Lead author Nancy Cook of Brigham and Women's Hospital and Harvard Medical School said the study was based on data from the Women's Health Study, which tracks more than 30,000 women age 45 and older, half of whom were randomized to take aspirin every other day, while the other half received a placebo, NBC News reported.
For the first decade of the study, the women were sent annual supplies of monthly calendar packs containing either aspirins or placebos. At six months, 12 months, and then annually, the women were sent questionnaires that asked about taking their medications on schedule, whether they'd experienced any adverse effects and if they had been diagnosed with cancer.
At the 10-year mark of the study there was no difference in the risk of cancer between those taking aspirin and those taking placebo, but at the end of the study there was still no difference between the groups when it came to breast and lung cancer.

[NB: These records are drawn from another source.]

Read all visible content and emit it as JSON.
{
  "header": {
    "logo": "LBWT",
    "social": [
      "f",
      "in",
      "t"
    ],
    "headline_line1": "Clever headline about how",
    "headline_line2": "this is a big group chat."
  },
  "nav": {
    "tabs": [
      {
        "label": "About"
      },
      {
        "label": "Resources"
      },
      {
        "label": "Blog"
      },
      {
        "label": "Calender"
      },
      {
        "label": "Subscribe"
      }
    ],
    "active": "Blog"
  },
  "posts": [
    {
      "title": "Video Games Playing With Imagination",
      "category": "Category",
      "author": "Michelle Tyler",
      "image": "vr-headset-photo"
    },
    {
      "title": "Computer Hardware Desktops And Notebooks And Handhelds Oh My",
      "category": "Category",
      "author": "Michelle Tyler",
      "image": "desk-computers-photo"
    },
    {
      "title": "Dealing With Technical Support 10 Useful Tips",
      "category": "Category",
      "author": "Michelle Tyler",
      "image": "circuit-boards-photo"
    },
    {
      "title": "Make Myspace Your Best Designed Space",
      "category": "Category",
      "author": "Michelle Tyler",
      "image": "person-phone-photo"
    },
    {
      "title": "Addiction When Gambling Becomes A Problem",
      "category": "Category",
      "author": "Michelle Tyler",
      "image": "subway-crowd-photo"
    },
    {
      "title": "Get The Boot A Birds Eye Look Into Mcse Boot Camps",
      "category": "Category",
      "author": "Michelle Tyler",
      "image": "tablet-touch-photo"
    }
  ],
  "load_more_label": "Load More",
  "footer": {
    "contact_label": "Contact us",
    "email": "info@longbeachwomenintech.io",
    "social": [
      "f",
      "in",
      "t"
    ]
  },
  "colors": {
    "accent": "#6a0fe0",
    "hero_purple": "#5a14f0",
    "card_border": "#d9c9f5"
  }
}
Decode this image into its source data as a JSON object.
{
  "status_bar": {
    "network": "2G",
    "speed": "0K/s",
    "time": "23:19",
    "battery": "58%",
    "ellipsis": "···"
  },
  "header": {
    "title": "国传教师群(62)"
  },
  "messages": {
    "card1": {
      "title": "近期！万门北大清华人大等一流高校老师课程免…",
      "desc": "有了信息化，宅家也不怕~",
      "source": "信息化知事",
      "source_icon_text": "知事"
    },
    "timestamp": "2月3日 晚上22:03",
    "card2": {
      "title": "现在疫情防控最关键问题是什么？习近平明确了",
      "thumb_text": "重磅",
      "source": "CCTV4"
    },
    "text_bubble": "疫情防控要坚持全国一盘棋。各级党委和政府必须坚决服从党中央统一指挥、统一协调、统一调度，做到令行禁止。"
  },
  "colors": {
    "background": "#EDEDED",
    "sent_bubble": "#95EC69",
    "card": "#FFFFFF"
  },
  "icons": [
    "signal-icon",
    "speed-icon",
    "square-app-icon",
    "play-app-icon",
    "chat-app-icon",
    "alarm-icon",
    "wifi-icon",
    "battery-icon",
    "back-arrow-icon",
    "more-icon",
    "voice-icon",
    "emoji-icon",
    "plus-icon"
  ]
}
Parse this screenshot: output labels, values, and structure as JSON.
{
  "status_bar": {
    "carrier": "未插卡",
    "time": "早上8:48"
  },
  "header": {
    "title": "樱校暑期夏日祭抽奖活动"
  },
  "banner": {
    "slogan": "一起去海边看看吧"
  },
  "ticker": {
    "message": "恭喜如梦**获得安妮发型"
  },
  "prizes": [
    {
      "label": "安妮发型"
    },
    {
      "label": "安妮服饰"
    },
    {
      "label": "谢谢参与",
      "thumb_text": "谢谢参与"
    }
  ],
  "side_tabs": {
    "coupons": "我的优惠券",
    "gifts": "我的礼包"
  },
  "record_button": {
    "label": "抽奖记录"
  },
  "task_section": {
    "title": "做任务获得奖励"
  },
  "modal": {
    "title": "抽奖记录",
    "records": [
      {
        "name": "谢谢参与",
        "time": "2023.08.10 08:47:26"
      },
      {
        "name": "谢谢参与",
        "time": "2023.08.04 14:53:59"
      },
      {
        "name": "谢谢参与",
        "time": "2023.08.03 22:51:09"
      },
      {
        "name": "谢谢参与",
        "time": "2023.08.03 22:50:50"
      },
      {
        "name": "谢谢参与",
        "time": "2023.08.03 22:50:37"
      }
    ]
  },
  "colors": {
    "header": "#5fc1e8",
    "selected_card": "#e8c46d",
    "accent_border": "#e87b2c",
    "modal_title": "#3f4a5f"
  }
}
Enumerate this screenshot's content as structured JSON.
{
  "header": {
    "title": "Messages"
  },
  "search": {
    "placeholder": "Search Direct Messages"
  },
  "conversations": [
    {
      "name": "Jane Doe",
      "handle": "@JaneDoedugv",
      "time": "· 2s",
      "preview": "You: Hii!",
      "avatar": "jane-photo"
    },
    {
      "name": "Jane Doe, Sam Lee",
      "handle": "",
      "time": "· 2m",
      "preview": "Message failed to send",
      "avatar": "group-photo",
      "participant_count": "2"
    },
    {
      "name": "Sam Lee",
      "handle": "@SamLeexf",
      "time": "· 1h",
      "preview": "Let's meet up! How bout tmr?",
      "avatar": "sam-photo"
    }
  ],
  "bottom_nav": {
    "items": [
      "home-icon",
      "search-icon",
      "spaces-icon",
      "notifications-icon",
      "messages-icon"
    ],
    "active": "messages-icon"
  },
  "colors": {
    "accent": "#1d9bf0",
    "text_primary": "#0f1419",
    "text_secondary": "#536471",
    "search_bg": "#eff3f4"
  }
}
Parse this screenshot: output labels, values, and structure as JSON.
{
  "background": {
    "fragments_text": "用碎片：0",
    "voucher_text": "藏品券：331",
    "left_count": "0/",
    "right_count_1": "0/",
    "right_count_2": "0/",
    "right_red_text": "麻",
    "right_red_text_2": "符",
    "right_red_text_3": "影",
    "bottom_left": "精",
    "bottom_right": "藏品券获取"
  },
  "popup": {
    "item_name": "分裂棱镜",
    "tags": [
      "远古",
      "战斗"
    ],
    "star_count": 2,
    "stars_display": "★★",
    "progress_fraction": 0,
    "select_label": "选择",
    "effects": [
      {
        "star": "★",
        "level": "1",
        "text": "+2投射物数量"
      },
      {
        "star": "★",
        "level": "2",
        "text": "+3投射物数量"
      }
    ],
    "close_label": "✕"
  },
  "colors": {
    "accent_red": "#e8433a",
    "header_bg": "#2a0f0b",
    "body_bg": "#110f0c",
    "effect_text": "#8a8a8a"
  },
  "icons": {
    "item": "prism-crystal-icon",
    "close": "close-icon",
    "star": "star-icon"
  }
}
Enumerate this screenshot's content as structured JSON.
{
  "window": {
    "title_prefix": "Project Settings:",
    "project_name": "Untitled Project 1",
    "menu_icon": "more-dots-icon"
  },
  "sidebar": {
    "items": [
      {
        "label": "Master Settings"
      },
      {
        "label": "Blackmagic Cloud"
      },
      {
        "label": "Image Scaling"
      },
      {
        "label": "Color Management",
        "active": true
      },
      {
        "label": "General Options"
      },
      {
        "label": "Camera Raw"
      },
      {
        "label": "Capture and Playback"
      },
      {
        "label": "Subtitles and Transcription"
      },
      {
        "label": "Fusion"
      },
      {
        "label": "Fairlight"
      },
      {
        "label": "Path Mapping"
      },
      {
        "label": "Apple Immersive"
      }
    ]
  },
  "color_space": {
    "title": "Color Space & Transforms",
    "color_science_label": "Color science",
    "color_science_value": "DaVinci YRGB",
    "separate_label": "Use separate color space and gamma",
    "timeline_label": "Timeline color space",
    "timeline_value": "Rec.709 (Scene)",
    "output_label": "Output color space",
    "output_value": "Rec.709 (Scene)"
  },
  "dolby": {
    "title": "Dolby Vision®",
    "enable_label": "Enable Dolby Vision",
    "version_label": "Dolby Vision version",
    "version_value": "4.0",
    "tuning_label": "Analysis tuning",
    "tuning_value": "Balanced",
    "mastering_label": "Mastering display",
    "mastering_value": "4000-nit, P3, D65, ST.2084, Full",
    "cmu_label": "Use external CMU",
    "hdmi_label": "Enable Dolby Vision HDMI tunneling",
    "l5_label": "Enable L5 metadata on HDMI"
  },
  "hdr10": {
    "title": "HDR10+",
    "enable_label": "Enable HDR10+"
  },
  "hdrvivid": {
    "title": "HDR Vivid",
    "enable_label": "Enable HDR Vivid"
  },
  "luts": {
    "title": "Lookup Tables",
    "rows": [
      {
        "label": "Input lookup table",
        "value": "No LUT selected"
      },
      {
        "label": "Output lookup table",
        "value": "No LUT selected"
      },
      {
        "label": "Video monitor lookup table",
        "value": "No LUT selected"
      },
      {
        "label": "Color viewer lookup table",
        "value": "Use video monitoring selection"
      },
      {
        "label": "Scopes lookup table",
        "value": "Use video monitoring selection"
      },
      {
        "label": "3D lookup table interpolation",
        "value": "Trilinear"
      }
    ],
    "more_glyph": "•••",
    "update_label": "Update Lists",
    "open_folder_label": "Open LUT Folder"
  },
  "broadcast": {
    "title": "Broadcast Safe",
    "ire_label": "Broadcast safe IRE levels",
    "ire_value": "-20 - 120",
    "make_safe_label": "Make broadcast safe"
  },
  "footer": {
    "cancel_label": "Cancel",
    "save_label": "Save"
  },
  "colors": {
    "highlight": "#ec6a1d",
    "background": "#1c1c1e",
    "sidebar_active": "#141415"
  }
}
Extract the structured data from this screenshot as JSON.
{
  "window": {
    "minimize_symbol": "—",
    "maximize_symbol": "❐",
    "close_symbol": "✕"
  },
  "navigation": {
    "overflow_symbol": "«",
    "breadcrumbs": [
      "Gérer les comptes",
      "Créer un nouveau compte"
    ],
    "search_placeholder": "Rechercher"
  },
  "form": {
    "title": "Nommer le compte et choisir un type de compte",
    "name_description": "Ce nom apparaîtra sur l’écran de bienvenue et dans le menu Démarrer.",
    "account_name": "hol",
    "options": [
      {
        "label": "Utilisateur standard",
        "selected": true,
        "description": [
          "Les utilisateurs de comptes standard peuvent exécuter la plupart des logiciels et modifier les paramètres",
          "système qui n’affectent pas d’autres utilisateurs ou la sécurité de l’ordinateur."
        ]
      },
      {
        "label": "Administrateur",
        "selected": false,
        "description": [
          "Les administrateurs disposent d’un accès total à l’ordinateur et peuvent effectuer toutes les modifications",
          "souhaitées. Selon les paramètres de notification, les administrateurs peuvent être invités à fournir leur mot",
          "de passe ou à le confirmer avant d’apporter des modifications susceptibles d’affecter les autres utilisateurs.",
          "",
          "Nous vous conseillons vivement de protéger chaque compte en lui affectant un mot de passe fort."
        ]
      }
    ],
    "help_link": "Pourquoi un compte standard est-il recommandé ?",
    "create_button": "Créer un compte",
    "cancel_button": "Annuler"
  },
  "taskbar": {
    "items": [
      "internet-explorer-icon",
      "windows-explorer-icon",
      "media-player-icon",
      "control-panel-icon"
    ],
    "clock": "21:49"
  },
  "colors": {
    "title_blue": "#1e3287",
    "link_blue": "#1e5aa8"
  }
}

However, there was a big difference when it came to colorectal cancer: 202 women in the aspirin group developed colorectal cancer as compared to 249 in the placebo group, the study said.